Hardly Athletic have dined out on our underdog status in the short period since the club was established. Accused of media manipulation and using our pathetic performances to gain publicity, an impressive following was all that the team had to show for our first six months, which yielded zero points and a goal difference of minus forty-three.
With the league season in tatters, all hope rested on a cup run. This was dashed swiftly as Athletic, languishing at the bottom of the bottom division, were pitted against SS Ladzio, the leaders of Division One. Dreadful name aside, Ladzio posed a truly terrifying threat to a defence that would make the partnership of Phil Jagielka and Ashley Williams look competent.
Despite the result of the draw, the relentless optimism of certain squad members did not wane. If I’d received a pound for every time the phrase ‘magic of the cup’ was uttered prior to the game, the club may have been able to invest in a top-quality striker.
The signs were there for a thrashing of ungodly proportions. Ladzio had beaten Division Two’s Combined Honours 19-2 in their previous game and Athletic had endured a testing winter. Assistant manager James Bate departed for a three-month placement at PwC in Manchester and Athletic’s final match before the Christmas break had, naturally, resulted in another calamitous defeat.
Lacking regular goalkeeper Danny Aspinall due to essay deadlines, an advert for a replacement was placed on Facebook group ‘Castle Leazes Ticket Exchange’ but produced zero results. It seemed that 6-foot-8 centre-half ‘Big’ Will van Woerden would have to deputise once again. Fortunately, upon collecting defender Henry Clark for the game, his flatmate Liam McGlinchey agreed to play in goal.
Unbeknownst to me, McGlinchey had not played football since under-8s, making him a perfect fit for the team. Although striker Raff Marioni broke his season-long goal drought at long last, the game finished 9-2 to mid-table IngSoc and Athletic remained at the foot of Division Three. Hardly great preparation for the forthcoming cup tie.
The new year and the game against Ladzio came around. Our team, lacking fitness due to the January exam period and the celebrations that followed, were not looking forward to the prospect of chasing the ball for the entire ninety minutes. However, the squad was buoyed as an impressive crowd of close to fifty descended on Longbenton Pitch 2, eager to witness one of the most mismatched games of football in the history of the game.
Agrics FC and Boca Seniors striker Rory Langdon was brought in as Assistant Manager. Dressed in a tracksuit, Langdon’s vocal approach provided the squad with a necessary motivational yang to my besuited, continental and quietly tactical yin. Ignoring numerous suggestions to play at least eight men at the back, Langdon and myself remained bullishly loyal to our tried and failed 4-2-3-1 formation. We hoped to drag Ladzio down to our level by attempting to play actual football.

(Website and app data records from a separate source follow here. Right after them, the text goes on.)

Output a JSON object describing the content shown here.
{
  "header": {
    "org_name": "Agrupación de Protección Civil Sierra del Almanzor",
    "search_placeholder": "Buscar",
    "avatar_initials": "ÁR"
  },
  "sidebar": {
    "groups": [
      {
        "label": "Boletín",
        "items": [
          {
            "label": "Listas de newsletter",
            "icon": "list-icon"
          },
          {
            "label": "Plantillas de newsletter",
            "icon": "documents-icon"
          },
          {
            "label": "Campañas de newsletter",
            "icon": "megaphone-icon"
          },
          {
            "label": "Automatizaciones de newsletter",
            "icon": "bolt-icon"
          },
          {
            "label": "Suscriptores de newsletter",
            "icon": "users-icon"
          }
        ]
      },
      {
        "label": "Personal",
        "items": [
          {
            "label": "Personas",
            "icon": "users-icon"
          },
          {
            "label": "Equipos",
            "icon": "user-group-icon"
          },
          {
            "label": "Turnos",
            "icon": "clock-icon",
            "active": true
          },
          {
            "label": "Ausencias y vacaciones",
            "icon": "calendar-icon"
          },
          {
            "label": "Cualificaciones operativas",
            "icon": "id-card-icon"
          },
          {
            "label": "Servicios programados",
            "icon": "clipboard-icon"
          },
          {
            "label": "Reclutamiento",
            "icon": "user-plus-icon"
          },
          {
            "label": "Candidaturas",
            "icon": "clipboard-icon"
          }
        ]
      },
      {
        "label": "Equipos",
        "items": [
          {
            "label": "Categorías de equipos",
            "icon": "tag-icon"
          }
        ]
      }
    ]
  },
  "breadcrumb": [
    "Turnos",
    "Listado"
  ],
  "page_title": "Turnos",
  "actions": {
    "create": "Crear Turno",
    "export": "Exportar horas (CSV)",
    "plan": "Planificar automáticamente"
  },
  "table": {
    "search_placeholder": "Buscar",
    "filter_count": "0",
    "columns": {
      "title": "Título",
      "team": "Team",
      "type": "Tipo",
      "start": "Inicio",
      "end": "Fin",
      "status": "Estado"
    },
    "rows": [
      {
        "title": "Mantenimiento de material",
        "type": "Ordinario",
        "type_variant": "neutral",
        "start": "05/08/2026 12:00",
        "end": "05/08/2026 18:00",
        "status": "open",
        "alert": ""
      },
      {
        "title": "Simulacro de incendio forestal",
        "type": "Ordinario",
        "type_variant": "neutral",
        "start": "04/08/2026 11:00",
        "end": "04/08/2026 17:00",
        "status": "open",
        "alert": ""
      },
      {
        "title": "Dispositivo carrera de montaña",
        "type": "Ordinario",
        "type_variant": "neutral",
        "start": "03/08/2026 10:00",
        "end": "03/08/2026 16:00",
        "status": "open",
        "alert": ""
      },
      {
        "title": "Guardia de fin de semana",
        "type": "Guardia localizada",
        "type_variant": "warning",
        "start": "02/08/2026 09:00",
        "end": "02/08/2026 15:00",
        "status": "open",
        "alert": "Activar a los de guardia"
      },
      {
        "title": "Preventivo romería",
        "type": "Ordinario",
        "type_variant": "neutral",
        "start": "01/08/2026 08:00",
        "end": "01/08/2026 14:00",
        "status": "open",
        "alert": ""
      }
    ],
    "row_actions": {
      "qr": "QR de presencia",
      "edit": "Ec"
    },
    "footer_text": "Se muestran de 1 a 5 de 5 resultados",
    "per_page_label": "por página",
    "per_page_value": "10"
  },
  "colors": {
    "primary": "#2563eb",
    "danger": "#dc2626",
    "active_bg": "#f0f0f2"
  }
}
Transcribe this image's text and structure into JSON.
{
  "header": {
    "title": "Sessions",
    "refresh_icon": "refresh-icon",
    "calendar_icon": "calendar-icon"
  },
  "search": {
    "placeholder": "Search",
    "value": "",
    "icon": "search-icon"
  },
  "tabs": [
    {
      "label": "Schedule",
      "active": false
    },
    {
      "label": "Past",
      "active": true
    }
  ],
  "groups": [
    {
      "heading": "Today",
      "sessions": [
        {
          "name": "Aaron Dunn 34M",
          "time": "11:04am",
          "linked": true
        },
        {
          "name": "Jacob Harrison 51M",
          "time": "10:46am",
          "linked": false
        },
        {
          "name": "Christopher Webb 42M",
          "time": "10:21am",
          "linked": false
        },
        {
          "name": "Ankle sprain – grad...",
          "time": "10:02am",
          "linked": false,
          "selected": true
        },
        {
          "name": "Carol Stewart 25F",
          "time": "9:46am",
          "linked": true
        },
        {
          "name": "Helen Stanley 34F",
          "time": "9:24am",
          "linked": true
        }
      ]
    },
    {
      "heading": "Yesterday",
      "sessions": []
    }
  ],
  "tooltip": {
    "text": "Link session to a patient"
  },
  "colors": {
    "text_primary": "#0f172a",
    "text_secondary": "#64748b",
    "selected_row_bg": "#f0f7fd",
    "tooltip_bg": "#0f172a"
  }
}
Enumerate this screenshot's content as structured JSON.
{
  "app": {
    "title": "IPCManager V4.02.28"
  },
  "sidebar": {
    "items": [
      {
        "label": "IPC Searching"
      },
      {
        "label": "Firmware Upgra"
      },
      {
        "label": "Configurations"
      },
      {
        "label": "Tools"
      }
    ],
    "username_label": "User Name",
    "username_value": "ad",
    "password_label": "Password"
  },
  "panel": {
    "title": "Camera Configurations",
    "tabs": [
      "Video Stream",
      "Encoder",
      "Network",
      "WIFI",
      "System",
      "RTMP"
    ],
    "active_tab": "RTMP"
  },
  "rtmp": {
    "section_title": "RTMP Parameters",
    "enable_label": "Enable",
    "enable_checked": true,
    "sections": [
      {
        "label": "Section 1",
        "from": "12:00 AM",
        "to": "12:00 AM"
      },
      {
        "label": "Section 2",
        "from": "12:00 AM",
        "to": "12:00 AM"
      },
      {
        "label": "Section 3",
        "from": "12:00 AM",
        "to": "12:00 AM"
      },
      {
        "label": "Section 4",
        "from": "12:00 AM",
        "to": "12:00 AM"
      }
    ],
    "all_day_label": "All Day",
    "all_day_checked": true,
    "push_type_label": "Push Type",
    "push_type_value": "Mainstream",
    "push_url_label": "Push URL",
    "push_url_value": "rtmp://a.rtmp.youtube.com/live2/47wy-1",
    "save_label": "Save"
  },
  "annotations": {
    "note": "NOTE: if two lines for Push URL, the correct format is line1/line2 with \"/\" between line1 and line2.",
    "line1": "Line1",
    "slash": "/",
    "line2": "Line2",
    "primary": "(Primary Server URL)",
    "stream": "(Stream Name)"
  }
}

Despite being put on the back foot immediately, Athletic started the game well. Playing at full-back for the first time, Andrew Watson was calm on the ball and assured in defence, while Henry Clark and Callum Jackson stood firm at centre-half. The first nervy moment arrived when goalkeeper Aspinall, still unable to get to grips with the position of the sun, watched an opposition goal kick rattle his crossbar. He recovered well, making several incredible saves to deny Ladzio and keep the scores level. Inevitably, the First Division outfit took the lead from a corner and doubled their lead shortly before the interval.
After an inspiring and insightful team talk, the unthinkable happened. George Yates won a free kick forty yards from goal and midfielder Ben Sangster stepped up. Reminiscent of Ronaldinho’s lob of David Seaman at the 2002 World Cup, Sangster’s controlled strike sailed over Ladzio’s keeper and sent the baying masses into rapture.
A truly great footballing moment that will live long in the memory of all in attendance. Unfortunately, Athletic were unable to capitalise on the goal and Ladzio scored two more to crush the Division Three outfit’s hopes of an incredible upset. Numerous questionable referring decisions halted Athletic’s chances of getting back into tie and resulted in calls for VAR to be implemented at Intra Mural venues.
As the game came to an end, Ladzio’s centre forward took the ball into the corner to run the clock down and was met by a thundering challenge from George Yates. Although we hadn’t won, we certainly got under their skin.
Despite being knocked out of the cup, Athletic can hold their heads high. A superb performance, possessing more steel, and crucially, more footballing ability than they had shown before, shows promise for the remainder of the season. We go again.